We all know that buying our food from local sources is good for us and good for our local economy. But why stop at produce? There are many other local goods and services, including windows and doors, that contribute to a vibrant and thriving economy in your community.
Here are 10 reasons to shop locally for windows, doors and other products:
1. Keep your money at home
When you buy from local businesses, you are supporting your friends and neighbours, and more of your money stays where you live. Keeping your money at home promotes growth and helps to create a strong, healthy economic base in your community.
2. You get better service and higher quality products
Locally owned and operated companies rely on your goodwill — they strive to get to know you and keep you happy and satisfied. Their reputations are built upon providing you with excellent service and quality products.
3. Get hired
Domestic businesses have a vested interest in the success of your community — they are an integral part of it. They are more likely to create and keep jobs for local residents than their big corporation counterparts.
4. Local businesses care about community
Owners of local businesses are often involved in developing key decisions that shape the environment of the community. Since they typically have roots or ties to the area, they have a vested interest in making good decisions for all.
5. Reduce environmental impact and promote sustainability
Small independent, local businesses help to reduce environmental impacts — they tend to have a smaller footprint than larger corporations and so occupy less land. They typically use more locally-made goods in their manufacturing processes, and create less traffic and air pollution because they are usually located closer to their customers.
6. Local businesses give back to their community
Studies show that local businesses support and donate to community and non-profit causes more substantially than non-local businesses.
7. Local businesses support each other
Local companies tend to purchase goods and services from other local businesses, such as marketing materials, advertising, legal and maintenance.
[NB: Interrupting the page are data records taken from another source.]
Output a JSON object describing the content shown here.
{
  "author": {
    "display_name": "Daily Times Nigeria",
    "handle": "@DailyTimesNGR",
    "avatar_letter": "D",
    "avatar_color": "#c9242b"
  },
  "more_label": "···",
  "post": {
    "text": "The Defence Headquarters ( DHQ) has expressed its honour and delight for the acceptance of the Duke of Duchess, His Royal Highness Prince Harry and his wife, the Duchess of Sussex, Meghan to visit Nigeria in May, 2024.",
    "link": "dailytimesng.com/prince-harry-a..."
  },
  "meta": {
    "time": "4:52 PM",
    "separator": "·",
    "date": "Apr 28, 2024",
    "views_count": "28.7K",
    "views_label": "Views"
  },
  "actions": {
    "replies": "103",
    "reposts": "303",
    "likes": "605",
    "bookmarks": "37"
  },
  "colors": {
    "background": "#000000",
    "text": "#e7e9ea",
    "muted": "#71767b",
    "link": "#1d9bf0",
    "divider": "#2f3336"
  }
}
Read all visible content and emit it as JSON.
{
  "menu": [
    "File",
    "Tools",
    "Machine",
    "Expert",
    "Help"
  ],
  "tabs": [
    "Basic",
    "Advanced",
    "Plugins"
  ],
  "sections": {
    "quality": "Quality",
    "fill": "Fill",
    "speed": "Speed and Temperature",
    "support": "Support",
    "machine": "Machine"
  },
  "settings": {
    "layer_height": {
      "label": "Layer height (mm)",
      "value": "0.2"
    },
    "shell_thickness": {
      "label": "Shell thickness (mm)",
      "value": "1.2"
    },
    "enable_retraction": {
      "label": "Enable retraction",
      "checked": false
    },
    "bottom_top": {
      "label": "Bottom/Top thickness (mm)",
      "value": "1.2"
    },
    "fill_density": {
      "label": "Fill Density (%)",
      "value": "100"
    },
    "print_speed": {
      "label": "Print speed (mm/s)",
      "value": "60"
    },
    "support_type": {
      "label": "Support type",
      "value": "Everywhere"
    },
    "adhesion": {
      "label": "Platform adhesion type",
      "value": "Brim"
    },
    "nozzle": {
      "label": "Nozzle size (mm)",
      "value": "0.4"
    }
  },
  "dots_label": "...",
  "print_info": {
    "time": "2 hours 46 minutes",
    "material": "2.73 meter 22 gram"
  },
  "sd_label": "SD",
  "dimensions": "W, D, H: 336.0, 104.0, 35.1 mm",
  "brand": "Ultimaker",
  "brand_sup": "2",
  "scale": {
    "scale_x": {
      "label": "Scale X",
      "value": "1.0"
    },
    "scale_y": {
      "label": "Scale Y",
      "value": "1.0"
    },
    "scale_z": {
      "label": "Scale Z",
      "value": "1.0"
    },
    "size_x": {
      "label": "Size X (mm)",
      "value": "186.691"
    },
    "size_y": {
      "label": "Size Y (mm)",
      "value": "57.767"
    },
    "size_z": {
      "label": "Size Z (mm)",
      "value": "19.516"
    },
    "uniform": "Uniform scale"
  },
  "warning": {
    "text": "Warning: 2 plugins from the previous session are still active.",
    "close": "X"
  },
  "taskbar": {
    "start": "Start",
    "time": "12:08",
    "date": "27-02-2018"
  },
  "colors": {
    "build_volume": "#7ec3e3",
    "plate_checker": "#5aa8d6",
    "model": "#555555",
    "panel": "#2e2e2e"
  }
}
8. Small, independent companies contribute to the diversity of your community
Local businesses tend to offer more diverse and unique products than big box stores — this helps to establish the distinct character of your community
9. More tax dollars stay in your community
Because small independent companies usually have their main operations located locally, a larger portion of their tax dollars go towards the community’s essential services such as transit, roads and parks.
10. Saves you money
You might think that big-box stores and huge multi-national corporations may offer you the best prices and save you money. You may be surprised at the savings you may see when you buy local. Shopping local can cut costs such as transportation, fuel and shipping. Often these costs savings are transferred over to you, the customer.
EuroLine Windows Inc. is a private Canadian company founded in 1993 as A.N.G. Window Tech Ltd. In 1998, the name was changed to EuroLine Windows Inc. to better reflect the advanced European technology embraced by the company. Our head office and manufacturing facility is located in Delta, BC — in the heart of the Lower Mainland.
Today, EuroLine Windows Inc. is an innovative designer and manufacturer of distinctive windows and doors for private residences and commercial buildings. The company is the largest manufacturer of uPVC tilt & turn windows and doors in North America, with installations throughout North America and countries around the globe.
More information about “Buying Local” can be found at the following links:
Business Alliance for Local Living Economies (BALLE) – website
Why Local? – article on LOCO website
Why Buy Canadian First? – article on Buy Canadian First website
Why Buy Local? Impact your community, the economy, and the environment Article from RTown Hall blog
Why Local Matters Key study from the Institute for Local Self Reliance
Buying Local: How it Boosts the Economy Article in Time